The mighty of the land.—So the Targum, “the magnates of the land.” All who could do so, must have taken refuge in Jerusalem at the approach of the Chaldæan army.
All that were strong and apt for war.—Literally, the whole, warriors and doers of battle. This clause refers to both those which precede, and it states that the 8,000 were all men in their prime, and trained in the use of weapons (Thenius). But may not the term “strong” (gibbôrûm, “heroes,” “warriors”) refer to the 7,000 as actual fighting men; and the phrase “makers of war” denote the craftsmen as employed in forging weapons and constructing defences? (The Syriac reads, and all the men that made war.)
Even them the king of Babylon brought.—Literally, and the King of Babylon brought them.
And changed his name to Zedekiah.—His former name meant “gift of Jah;” his new one, “Jah is righteousness” (or “myrighteousness”). The prophecy of Jeremiah (Jeremiah 23:1-9), denouncing “the shepherds that destroy and scatter the flock” and promising a future king, whose name shall be “Jehovah is our righteousness” (lahweh çidgēnu), evidently refers to the delusive expectations connected with Zedekiah’s elevation. Nebuchadnezzar’s act of clemency in putting another native prince on the throne may have been the execution of a promise made at the surrender of the city.
This section and the parallel in Jeremiah appear to have been derived from the same historical work. The text of Jeremiah is generally, though not always, the best.
(19) And he did that which was evil . . .—The evidence of the prophet Jeremiah should be compared with this statement. (See especially Jeremiah 24:8; Jeremiah 37:1-2; Jeremiah 38:5, and Comp. Note on 2 Chronicles 36:13.) The contemporary state of religion is vividly reflected in the pages of Ezekiel (2 Kings viii—11); who, moreover, denounces Zedekiah’s breach of faith with the king of Babylon (Ezekiel 17:11-21).
According to all that Jehoiakim . . .—He is not compared with Jehoiachin, who only reigned three months.
Until he had cast them out.—See Note on 2 Kings 17:23.

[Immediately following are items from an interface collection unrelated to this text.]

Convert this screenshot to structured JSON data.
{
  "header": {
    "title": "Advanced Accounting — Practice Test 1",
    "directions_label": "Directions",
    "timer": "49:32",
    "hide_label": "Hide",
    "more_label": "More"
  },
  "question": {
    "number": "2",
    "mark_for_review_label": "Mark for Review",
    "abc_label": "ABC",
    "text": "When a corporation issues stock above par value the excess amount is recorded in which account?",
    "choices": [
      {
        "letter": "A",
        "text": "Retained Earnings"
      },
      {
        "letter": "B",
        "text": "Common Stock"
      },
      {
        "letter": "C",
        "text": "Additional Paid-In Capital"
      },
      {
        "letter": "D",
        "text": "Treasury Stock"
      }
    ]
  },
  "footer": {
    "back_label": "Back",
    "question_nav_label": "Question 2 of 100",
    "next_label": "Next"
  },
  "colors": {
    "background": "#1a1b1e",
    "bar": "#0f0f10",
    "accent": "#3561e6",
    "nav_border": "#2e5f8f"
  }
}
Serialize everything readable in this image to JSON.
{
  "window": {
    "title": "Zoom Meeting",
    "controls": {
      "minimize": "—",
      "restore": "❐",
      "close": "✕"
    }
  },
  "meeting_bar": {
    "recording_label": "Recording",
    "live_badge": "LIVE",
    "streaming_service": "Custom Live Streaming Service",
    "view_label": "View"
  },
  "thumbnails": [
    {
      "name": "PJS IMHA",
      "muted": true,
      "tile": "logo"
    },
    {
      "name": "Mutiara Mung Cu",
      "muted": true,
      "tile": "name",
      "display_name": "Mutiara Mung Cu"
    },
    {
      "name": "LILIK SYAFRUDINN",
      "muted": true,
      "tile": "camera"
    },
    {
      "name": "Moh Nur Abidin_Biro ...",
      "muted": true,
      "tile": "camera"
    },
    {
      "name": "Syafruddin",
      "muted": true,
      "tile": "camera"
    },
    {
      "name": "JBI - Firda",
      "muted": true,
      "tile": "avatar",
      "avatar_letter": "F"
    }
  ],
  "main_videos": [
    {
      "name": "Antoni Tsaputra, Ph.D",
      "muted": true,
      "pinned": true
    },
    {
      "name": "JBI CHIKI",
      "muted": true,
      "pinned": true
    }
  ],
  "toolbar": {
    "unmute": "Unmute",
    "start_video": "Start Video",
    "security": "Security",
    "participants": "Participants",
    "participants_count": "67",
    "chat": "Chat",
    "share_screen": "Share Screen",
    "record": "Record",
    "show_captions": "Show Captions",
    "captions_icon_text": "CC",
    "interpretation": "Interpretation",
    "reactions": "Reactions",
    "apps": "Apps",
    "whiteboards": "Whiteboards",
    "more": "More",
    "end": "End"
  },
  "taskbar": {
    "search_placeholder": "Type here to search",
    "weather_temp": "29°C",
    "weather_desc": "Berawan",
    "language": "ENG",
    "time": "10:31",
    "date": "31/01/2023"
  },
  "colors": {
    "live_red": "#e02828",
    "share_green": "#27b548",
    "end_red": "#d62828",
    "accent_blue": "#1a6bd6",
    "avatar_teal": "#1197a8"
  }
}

That Zedekiah rebelled.—Rather, and Zedelciah rebelled. There should be a full stop after “presence.” Zedekiah expected help from Pharaoh Hophra (Apries), king of Egypt, to whom he sent ambassadors (Ezekiel 17:15; comp. Jeremiah 37:5; Jeremiah 44:30.) Moreover the neighbouring peoples of Edom, Ammon, and Moab, as well as Tyre and Zidon, were eager to throw off the Babylonian yoke, and had proposed a general rising to Zedekiah (Jeremiah 27:3 seq.) The high hopes which were inspired by the negotiations may be inferred from the prophecy of Hananiah (Jeremiah 28). Jeremiah opposed the project of revolt to the utmost of his power; and the event proved that he was right. In the early part of his reign Zedekiah had tried to procure the return of the exiles carried away in the last reign (Jeremiah 29:3); and in his fourth year he visited Babylon himself, perhaps with the same object, and to satisfy Nebuchadnezzar of his fidelity (Jeremiah 51:59). The date of his open revolt cannot be fixed.